That's like a young Dylan or Springsteen skipping "Like a Rolling Stone" or "Born to Run." The song isn't just Bingham's biggest hit and primary reason he can sell out the Old Rock House on a Sunday night. It's a career number, a signature, or rather it would be if he didn't seem to have an endless stream of excellent, deeply felt songs to take its place.
That wasn't the case with opening act Rustlanders, who sounded fine, if by the numbers Americana rock is your thing, but who barely rose to the level of lobotomized Marah. I like songs about rainy nights, red wine and honky tonks, and I dig a good "shine on" chorus and a Leslie cabinet; it's the facelessness that skeeves me out.
At the absurdly late start time of 11:15 p.m., Bingham and his durable band the Dead Horses -- Matthew Smith (drums), Corby Schaub (guitar and mandolin) and Elijah Ford (bass) – grabbed the audience, by that point fairly well-oiled on beer and bourbon, and dragged them, fist-pumping and whooping, into the cursed, bleak and strangely enervating country blues badlands, where the road goes on forever and the indigence never ends. Opener "Day Is Done" demonstrated how good a Southern rock sound check can be, establishing the slide guitar tone for the night, then leading into the first of two marijuana anthems, "Dollar a Day." It's not a song about getting high. Like so many of Bingham's compositions, it's about political economy – really -- the way the rules of the capitalist game send some men off to die in the desert and others to get what they can by planting a little seed.
And it's a blast, tough-minded but comic and playful at the same time, driven by a band that has tightened up considerably over a few years of touring together and a couple of late night TV slots. The rhythm section isn't about to make the atomic clock obsolete, but they don't have to. They just need to follow the leader and his cast of fictional characters – the dealers, users, dreamers, losers, killers, killed, sinners and sidewalk prophets -- around the curves and bends of his somehow believable stories.
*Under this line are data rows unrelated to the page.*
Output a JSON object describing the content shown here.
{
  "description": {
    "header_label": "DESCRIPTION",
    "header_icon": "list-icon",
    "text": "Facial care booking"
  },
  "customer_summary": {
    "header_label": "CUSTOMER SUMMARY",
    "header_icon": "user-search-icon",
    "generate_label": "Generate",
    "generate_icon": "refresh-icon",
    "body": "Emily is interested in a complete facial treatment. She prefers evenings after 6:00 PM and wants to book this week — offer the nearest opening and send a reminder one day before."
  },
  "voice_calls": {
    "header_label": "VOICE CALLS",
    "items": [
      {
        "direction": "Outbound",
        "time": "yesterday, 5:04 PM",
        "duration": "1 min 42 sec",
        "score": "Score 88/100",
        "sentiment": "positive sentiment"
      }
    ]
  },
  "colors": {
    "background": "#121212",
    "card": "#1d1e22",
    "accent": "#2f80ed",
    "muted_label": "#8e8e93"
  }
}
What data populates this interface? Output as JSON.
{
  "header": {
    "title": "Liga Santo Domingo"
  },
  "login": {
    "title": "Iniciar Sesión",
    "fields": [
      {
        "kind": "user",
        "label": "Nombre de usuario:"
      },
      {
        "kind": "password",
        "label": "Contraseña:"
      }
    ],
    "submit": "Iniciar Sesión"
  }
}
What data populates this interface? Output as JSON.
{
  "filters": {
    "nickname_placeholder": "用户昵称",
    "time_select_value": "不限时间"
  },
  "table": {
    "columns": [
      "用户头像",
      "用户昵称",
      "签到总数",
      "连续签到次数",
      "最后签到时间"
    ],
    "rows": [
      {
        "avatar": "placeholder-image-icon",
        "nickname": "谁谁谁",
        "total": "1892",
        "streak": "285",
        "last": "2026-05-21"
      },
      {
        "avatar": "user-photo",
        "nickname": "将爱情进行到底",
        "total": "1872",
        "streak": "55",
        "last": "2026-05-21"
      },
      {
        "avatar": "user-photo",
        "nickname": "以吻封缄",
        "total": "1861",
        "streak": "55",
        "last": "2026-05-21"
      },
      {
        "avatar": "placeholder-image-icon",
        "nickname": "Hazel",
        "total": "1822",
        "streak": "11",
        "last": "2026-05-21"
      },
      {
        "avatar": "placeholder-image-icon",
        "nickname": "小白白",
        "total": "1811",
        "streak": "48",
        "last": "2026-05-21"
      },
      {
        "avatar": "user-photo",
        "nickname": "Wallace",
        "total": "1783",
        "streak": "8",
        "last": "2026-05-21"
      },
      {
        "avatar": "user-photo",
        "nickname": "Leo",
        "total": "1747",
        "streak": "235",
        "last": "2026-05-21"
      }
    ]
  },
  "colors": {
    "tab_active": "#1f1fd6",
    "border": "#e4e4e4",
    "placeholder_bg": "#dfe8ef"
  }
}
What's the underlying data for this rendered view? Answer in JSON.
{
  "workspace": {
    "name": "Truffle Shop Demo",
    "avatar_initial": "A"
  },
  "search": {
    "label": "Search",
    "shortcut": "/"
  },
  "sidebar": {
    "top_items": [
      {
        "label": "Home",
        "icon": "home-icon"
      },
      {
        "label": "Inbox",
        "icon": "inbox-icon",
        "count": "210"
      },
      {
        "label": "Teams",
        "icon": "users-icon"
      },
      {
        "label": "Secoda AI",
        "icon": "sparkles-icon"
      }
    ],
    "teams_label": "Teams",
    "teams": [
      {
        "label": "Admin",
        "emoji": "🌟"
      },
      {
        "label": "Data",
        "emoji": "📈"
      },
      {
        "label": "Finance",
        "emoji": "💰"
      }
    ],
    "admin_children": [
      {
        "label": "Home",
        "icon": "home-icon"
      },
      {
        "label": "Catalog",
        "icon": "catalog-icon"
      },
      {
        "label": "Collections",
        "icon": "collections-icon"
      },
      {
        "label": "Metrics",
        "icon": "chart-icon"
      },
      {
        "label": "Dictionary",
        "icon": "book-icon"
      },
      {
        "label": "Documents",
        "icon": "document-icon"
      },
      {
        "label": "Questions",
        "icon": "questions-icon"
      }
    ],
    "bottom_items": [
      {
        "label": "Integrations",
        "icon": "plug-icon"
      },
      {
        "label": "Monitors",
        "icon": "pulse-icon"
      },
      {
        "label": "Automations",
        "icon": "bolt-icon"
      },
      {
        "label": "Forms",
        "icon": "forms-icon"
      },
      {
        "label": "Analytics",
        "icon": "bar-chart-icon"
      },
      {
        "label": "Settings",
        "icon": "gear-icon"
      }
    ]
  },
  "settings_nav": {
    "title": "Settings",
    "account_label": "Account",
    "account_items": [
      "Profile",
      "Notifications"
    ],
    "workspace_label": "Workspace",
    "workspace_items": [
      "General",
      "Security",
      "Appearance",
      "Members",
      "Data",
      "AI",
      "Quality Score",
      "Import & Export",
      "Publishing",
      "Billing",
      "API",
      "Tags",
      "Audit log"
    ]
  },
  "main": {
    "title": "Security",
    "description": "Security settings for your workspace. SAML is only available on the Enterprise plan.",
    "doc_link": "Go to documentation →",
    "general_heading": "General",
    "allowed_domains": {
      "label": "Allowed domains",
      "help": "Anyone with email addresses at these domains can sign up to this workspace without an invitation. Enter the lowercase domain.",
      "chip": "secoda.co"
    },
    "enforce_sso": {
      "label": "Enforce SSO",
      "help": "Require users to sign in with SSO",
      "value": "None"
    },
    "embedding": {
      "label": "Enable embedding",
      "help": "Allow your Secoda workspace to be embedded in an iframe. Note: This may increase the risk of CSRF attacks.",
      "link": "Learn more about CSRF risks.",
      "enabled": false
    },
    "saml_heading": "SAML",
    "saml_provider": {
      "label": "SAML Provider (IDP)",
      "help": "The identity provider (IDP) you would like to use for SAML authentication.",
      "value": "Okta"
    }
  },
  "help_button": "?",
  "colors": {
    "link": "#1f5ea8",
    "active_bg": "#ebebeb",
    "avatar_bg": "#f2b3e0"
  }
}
Even on the more surreal, newer material, especially "Hallelujah" (sung from the point of view of dead man) and "Junky Star" (a riveting, unromantic portrait of a farmland murderer turned California H addict), it's ultimately Bingham's rusted-out croak, like a razor across an empty Skoal tin, that makes you believe the songs, that gives them their gnawing realism. That, and their melodies, built for rebellious sing-alongs, no matter how grim or pointed the story may be.
In other words, authenticity may be problematic but honesty isn't. Introducing "Strange Feelin' In the Air," another song from Junky Star, Bingham acknowledged his small town roots by giving the finger to the prejudice he remembers. And on "Direction of the Wind," his most left-wing song, the energy and clarity of his delivery kicked the soapbox out from under all of us.
The 18-song set unwound at an unhurried pace, shifting between all manner of mid-tempos to rhythms just near (but not quite) break-neck stomp. When turning to a slighter song, like "Bluebird" from Roadhouse Sun, the band churned up every refrain; when turning to the final songs of the encore, "Sunshine" and "Bread & Water," a grand, double-electric slide guitar shoot-out and a litany of Southwestern locales summed up a riveting, moving, rowdy but meaningful party. Out in the parking lot, the tailgaters and their duck-hunting trucks rocked past 1:30 a.m. The working day could wait.
Day Is Done
Dollar a Day
Tell My Mother I Miss Her So
Dylan's Hard Rain
Strange Feeling in the Air
Self Righteous Wall
Direction of the Wind
Southside of Heaven
Ever Wonder Why
Bread & Water